It not a surprise then that some banks have already taken a leap of faith by investing in chatbots to deliver contextual insights to the right person at the right time. They are viewing chatbots as new age contact centre executives, but ones that never sleep, never make mistakes and operate at machine speed, delivering instant answers and responses. According to a recent report from Bain, 5% to 6% of respondents in the US, the UK and Australia already use voice assistants for their banking, and between one-fifth and one-quarter are open to trying the technology for banking in the future. Many banks have put the technology in their innovation pipeline, but to date only a few banks, such as Santander UK, Capital One and USAA, actually use it in market.
Very recently Commonwealth Bank of Australia launched Ceba , an AI powered chatbot that’s available 24/7 and can recognise approximately 60,000 different ways customers ask for the 200 banking tasks and will eventually be able to tell users what they are spending their money on.
With their capability to enable intelligent and ‘human like’ customer experience while driving down costs, the digital assistant seem to be a very attractive proposition for banks. So should all the banks hop on to the bandwagon to adopt chatbots? Possibly, but they need to tread cautiously and weigh in various considerations related to their business before they make a rush.
For instance, Banks need to consider regulatory aspects, given that machine intelligence is not designed with any moral understanding of nuanced expressions such as “fair treatment”. Banks may need to train the chatbots on what it can say and what statements may be problematic due to their legally binding nature. Banks need to look at their customer profile and assess if their customers would actually want to talk to chatbots? Furthermore, despite all its intelligence, banks need to be cognizant that a bot can’t empathise or understand emotions, thus ignoring a customer’s frustration when an error occurs, which could create the risk of eroding goodwill and trust in the brand. Since the interaction involve customers and banks data, banks would need to look at the data security aspects. There could be many other unexplored questions that need to be dealt with like what happens when the chatbots start talking to each other? And in a language not understood by humans? Also, banks may need to be realistic that chatbots can’t be successful overnight – AI won’t work miracles or generate magical experiences for customers on its own – their intelligence and accuracy would need to be built over time aided by thousands of iterations to drive learning. Given the different levels of maturity of various vendor solutions, they will almost exclusively rely on heavy training with banks’ data. What’s also seldom mentioned is that AI solutions are far from finished products, with a long path to readiness for integration and deployment in a large enterprise context.

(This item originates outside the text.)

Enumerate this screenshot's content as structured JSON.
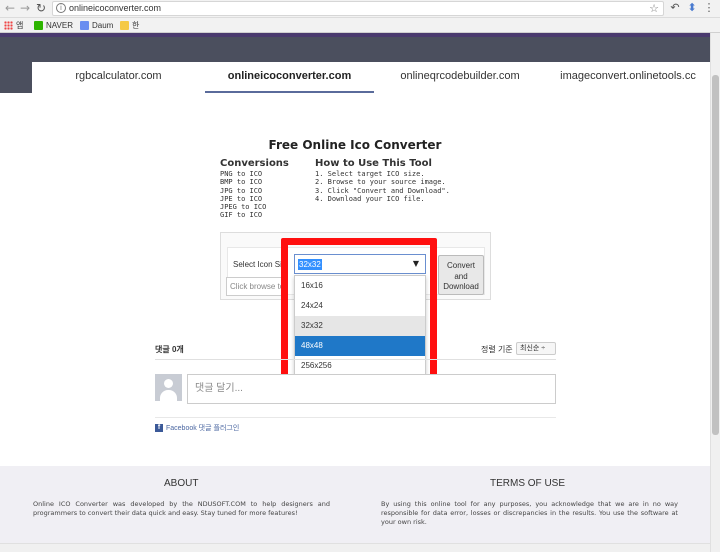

Finally, for the banks which intend to transform themselves digitally, chatbots should not end up as being just front-end solutions as that could mean severely limiting their capabilities. A lot of the functions designed into the digital assistant may need to be deeply integrated with bank’s existing back-end systems to extract the real value – which would mean that banks would do well to upgrade the back-end systems as well.